Behind every successful Olympic athlete is a coach. You won't see them featured in ad campaigns or sponsorships, and they don't get medals. Most of them don't seek the limelight. Despite the lack of recognition, those within the Canadian sport system know how much of a difference maker good coaching can be. It's not a stretch to say it's instrumental to Canada's international success. But it's also a scarce resource that requires education, experience and financial support in order to thrive.
Editor's note: The International Olympic Committee is set to rule Tuesday on whether to ban Russia from February's Winter Games. Here, former Canadian Olympian Deidra Dionne, a bronze medallist in aerials in 2002, presents an open letter to IOC president Thomas Bach in which she argues Russia must receive the strongest possible punishment for its doping violations. You probably don't remember, but I wrote an open letter to you a few years back, voicing my concern about the Olympic movement.
Sport should be a safe place for athletes of all ages. The lessons learned are meant to be technical, physical and character-building, not traumatizing. But the recent sexual assault cases involving former U.S. gymnastics team doctor Larry Nassar and former Canadian alpine ski coach Bertrand Charest have left many parents like me wondering: what are we doing to ensure sport is a safe place for our children?
Muck Rack makes it simple to find people, tweets, or articles that mention any name, keyword, company, hashtag etc. We've compiled this guide to help you make the most of your search.
Selecting a term
Start searching tweets, articles from media outlets, articles mentioned in tweets, journalists'
names, titles and bios with some suggested searches:
Companies or Topics (e.g. iPhone, Microsoft)
Phrases (e.g. "cloud computing") — use quotes to keep the terms together
Twitter handles (e.g. @username) — returns those who have mentioned or replied to
Names (e.g. "David Pogue")
Hashtags (e.g. #sxsw, #london2012)
Bio details (e.g. vegan, Olympics, father)
Muck Rack's Advanced Search allows for many boolean operators.
Find results that mention multiple specified terms, use AND or

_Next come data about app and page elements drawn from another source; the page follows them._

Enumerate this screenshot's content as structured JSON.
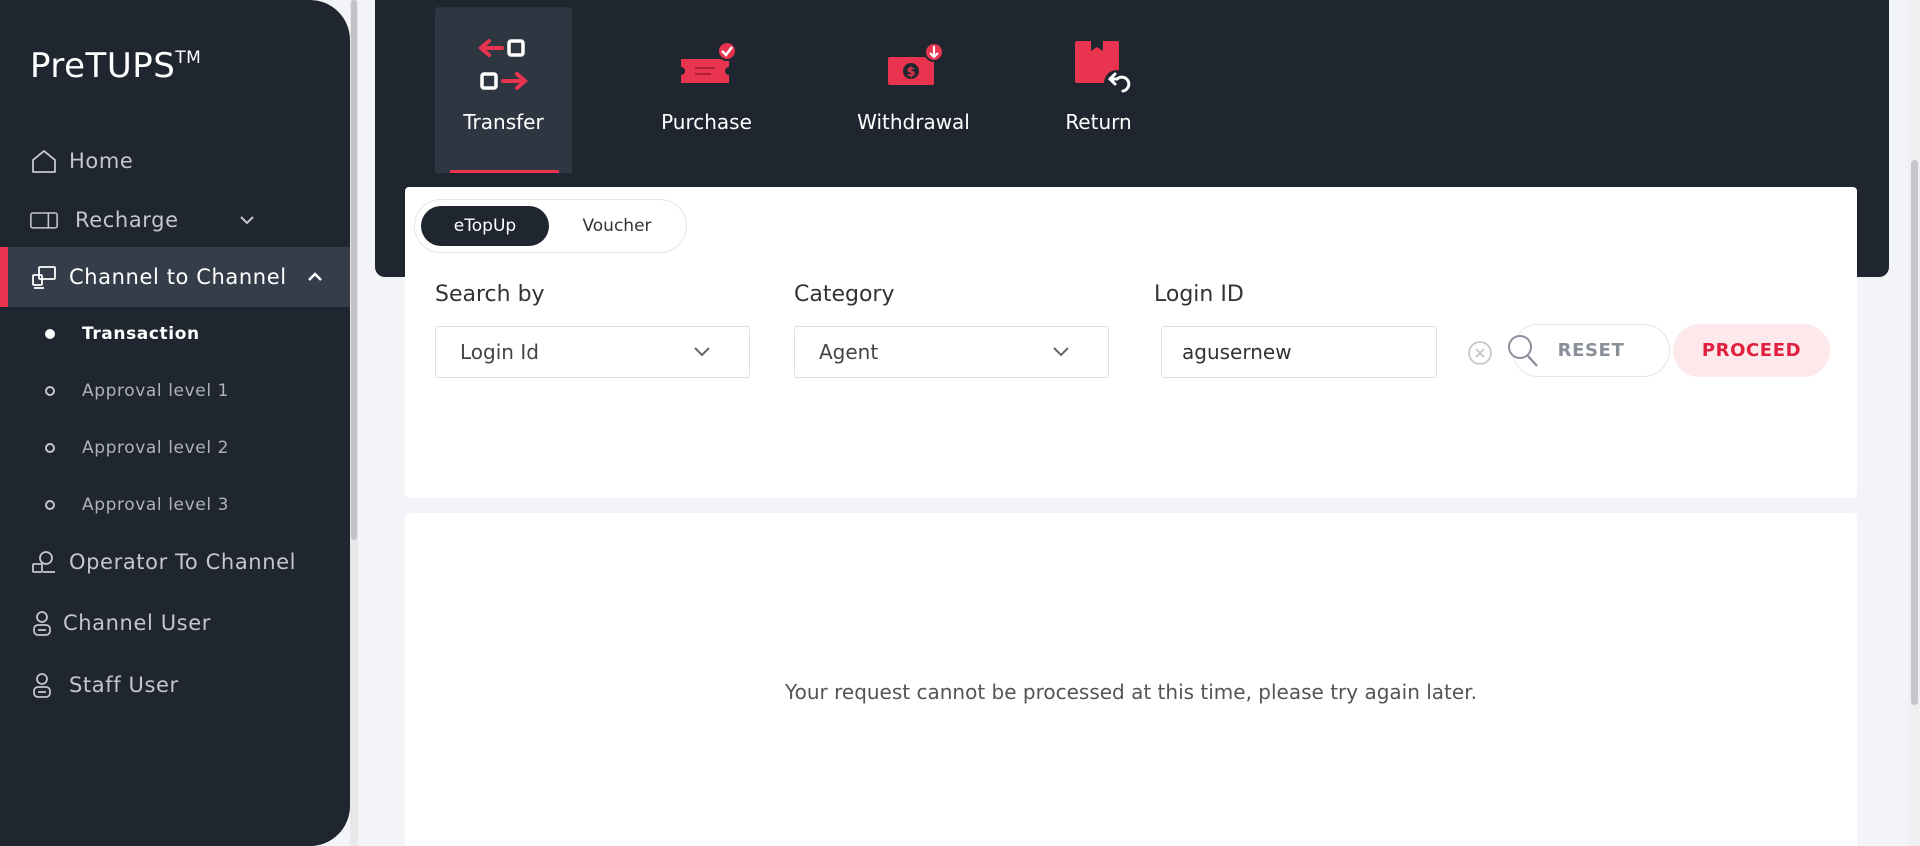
{
  "sidebar": {
    "brand": "PreTUPS",
    "brand_mark": "TM",
    "items": [
      {
        "label": "Home",
        "icon": "home-icon"
      },
      {
        "label": "Recharge",
        "icon": "ticket-icon"
      },
      {
        "label": "Channel to Channel",
        "icon": "channel-transfer-icon"
      },
      {
        "label": "Operator To Channel",
        "icon": "operator-icon"
      },
      {
        "label": "Channel User",
        "icon": "user-icon"
      },
      {
        "label": "Staff User",
        "icon": "staff-icon"
      }
    ],
    "sub_items": [
      {
        "label": "Transaction"
      },
      {
        "label": "Approval level 1"
      },
      {
        "label": "Approval level 2"
      },
      {
        "label": "Approval level 3"
      }
    ]
  },
  "tabs": [
    {
      "label": "Transfer",
      "icon": "transfer-icon"
    },
    {
      "label": "Purchase",
      "icon": "purchase-icon"
    },
    {
      "label": "Withdrawal",
      "icon": "withdrawal-icon"
    },
    {
      "label": "Return",
      "icon": "return-icon"
    }
  ],
  "toggle": {
    "on": "eTopUp",
    "off": "Voucher"
  },
  "form": {
    "search_by_label": "Search by",
    "search_by_value": "Login Id",
    "category_label": "Category",
    "category_value": "Agent",
    "login_id_label": "Login ID",
    "login_id_value": "agusernew",
    "reset_label": "RESET",
    "proceed_label": "PROCEED"
  },
  "message": "Your request cannot be processed at this time, please try again later.",
  "colors": {
    "accent": "#e8344e",
    "dark": "#1f2630",
    "proceed_bg": "#fde8eb"
  }
}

+. For example, ensure each result contains both Elon Musk and Mark Zuckerberg by
searching Musk AND Zuckerberg or Musk + Zuckerberg.
Use the operators OR or , to broaden your search when you'd like either of

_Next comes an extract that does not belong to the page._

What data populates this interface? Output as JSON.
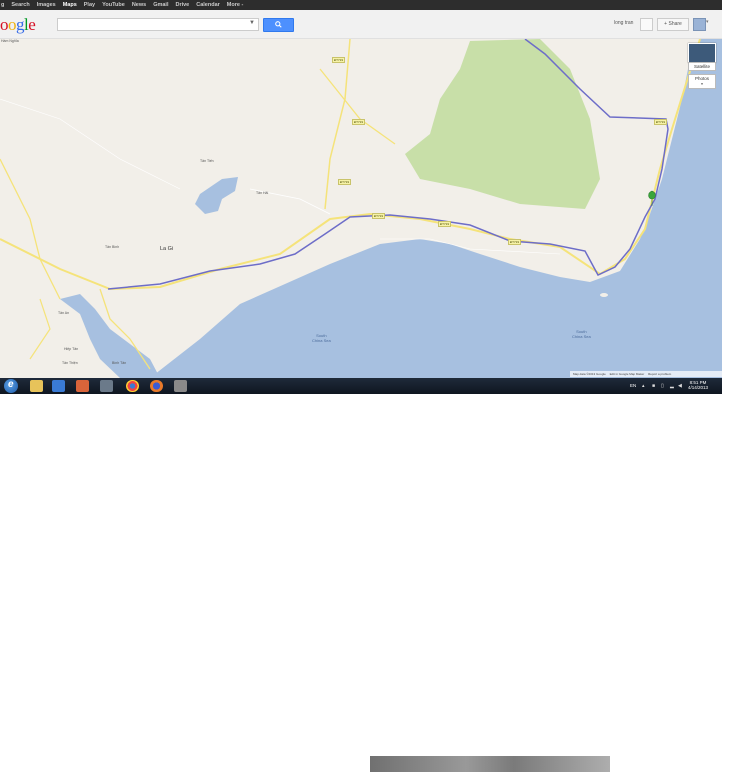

multiple terms to appear in results. (This is the default behavior of our search when no operators
are used). For example, results will contain either cake or cookie by searching cake OR cookie or cake,cookie
Use NOT or - to subtract results from your search. For

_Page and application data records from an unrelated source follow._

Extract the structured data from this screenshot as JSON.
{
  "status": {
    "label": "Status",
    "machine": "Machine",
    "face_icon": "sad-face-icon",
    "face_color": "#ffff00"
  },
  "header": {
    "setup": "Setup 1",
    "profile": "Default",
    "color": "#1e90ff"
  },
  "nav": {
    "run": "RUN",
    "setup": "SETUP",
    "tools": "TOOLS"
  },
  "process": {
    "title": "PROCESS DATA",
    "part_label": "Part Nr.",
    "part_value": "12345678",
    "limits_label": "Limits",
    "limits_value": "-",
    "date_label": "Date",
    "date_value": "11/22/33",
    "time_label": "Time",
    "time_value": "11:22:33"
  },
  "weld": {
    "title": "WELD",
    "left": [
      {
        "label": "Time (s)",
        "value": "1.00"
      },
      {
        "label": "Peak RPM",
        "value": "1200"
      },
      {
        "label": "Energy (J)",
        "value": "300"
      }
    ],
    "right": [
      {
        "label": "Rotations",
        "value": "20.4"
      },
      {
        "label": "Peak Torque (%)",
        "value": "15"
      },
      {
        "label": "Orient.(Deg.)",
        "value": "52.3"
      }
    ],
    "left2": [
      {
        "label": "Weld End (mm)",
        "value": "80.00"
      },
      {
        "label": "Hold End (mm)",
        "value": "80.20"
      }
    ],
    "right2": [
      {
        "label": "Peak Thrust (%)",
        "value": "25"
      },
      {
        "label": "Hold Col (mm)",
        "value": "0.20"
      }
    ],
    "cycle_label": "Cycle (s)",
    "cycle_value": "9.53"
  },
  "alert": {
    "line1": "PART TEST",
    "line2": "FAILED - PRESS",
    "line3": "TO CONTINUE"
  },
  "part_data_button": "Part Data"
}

example, searching Disney will yield results about the Walt Disney Company as well as Walt Disney
World Resort. To exclude mentions of Disney World, search for Disney -World or Disney
When using one of these operators with a phrase, enclose it in quotation marks. For example, you can
find results about smartphones excluding Apple's iPhone 4S by searching smartphone -"iPhone
Exact case matching or punctuation
If you're searching for a brand name or keyword that relies on specific punctuation marks or capitalization, you can
find results that match your exact query by adding matchcase: before the keyword you're searching for, like matchcase:E*TRADE .
Use parentheses to separate multiple
boolean phrases. For example, to find journalists talking about having fun in Disney World or
Disneyland, search for ("disney world" OR disneyland) AND fun.
An asterisk can be used to search for any variation of a root word truncated by the asterisk. For example, searching for admin* will return results for administrator, administration, administer, administered, etc.
A near operator is an AND operator where you can control the distance between the words. You can vary the distance the near operation uses by adding a forward slash and number (between 0-99) such as strawberries NEAR/10 "whipped cream", which means the strawberries must exist within 10 words of "whipped cream".